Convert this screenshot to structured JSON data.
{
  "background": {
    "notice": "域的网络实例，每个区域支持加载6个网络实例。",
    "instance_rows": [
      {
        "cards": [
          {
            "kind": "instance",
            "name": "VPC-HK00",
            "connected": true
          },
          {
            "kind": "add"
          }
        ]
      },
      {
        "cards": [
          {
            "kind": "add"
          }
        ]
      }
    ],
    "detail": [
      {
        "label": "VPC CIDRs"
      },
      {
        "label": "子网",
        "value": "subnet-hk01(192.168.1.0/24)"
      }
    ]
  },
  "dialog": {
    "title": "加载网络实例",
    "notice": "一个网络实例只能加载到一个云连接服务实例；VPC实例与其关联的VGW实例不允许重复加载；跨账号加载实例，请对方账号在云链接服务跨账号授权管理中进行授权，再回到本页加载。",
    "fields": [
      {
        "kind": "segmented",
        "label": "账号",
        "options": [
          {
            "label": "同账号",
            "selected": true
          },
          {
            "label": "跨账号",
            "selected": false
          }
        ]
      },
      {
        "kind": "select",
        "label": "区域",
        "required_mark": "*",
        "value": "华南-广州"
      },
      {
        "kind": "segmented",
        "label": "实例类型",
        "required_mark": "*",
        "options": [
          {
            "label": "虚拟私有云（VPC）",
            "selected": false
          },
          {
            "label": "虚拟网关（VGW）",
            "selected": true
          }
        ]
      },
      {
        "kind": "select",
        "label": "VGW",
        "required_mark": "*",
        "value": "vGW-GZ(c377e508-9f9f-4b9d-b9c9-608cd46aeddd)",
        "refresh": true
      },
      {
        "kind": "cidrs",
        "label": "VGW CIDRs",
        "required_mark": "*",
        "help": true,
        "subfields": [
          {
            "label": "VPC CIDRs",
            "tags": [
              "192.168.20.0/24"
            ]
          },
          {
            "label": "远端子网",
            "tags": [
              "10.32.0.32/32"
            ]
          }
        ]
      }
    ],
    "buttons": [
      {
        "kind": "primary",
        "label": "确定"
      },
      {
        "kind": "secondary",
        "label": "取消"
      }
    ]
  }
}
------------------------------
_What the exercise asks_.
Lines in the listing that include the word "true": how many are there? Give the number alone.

_Result of this task_.
5